In February 2022, a lawsuit was filed against Gov. Glenn Youngkin’s Executive Order 2 and Senate Bill 739 — which prevented school districts from being able to require community masking from students as a COVID-19 preventative measure — in an attempt to get a permanent injunction to lift the order.

The plaintiff parents and their legal representation argued that the mask mandate ban was exclusionary to Virginia public school students with disabilities, including cancer, cystic fibrosis, moderate to severe asthma, Down syndrome, lung conditions and weakened immune systems, and made it unsafe for them to learn.

The American Civil Liberties Union (ACLU) — a nonprofit organization representing the parents — said that the settlement clarifies that schools are required, under federal disability law, to protect children with disabilities by requiring peer and teacher masking, regardless of Executive Order 2 and Senate Bill 739.

“This settlement is a step toward righting a wrong,” said Tasha Nelson, a plaintiff parent in the settlement. “Children like mine should not be told they cannot participate safely in school or that they have to be segregated. They have a right to the same education as every other child. As adults, it’s our responsibility to make sure that we include everyone in our decisions and come up with solutions that provide equity in school.”

According to the Americans with Disabilities Act and Section 504 of the Rehabilitation Act, public schools cannot exclude students with disabilities and are required to provide reasonable modifications to policies, practices and procedures to give students with disabilities equal opportunities in public education.

“The law and the guidance from the Virginia Department of Education ensure that students with disabilities throughout Virginia can attend school safely,” said Kaitlin Banner of the Washington Lawyers’ Committee, another representative of the parents in the lawsuit.
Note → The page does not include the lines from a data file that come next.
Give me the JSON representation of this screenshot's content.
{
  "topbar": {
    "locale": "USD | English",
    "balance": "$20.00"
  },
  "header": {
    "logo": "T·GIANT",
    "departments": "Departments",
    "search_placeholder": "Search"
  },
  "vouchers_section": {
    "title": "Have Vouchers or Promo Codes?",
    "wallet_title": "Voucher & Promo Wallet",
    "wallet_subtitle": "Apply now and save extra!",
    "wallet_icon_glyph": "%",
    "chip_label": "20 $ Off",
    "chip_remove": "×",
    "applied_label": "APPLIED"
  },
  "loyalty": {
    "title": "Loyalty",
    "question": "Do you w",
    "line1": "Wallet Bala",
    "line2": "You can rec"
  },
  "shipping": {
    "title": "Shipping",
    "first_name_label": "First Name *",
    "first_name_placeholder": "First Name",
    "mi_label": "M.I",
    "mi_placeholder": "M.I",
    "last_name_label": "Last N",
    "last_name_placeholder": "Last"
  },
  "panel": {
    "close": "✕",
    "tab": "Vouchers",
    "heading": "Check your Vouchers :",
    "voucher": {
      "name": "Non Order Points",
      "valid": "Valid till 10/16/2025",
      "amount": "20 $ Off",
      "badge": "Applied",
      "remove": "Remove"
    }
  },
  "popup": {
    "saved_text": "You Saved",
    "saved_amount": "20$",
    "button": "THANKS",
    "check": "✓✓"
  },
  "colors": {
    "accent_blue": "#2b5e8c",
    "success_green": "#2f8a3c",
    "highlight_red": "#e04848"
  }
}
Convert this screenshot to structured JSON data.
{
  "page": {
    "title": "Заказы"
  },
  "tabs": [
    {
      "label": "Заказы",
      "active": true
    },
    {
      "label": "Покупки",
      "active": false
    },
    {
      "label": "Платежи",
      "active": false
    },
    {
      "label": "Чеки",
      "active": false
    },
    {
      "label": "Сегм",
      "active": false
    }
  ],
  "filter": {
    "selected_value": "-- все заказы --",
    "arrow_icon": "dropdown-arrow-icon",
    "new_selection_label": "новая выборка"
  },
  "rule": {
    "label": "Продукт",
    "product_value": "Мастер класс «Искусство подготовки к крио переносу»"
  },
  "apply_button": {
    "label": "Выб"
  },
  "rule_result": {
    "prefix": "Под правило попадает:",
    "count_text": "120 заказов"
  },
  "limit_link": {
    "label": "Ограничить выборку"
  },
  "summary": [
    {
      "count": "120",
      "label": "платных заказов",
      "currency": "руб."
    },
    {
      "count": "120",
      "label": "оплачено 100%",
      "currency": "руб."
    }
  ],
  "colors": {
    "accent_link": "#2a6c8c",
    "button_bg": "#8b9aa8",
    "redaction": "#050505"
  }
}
Should the settlement be accepted by the court, it will go into effect immediately and remain in effect as long as each of the plaintiff students attends a Virginia public school. Non-public schools in Virginia will not be affected.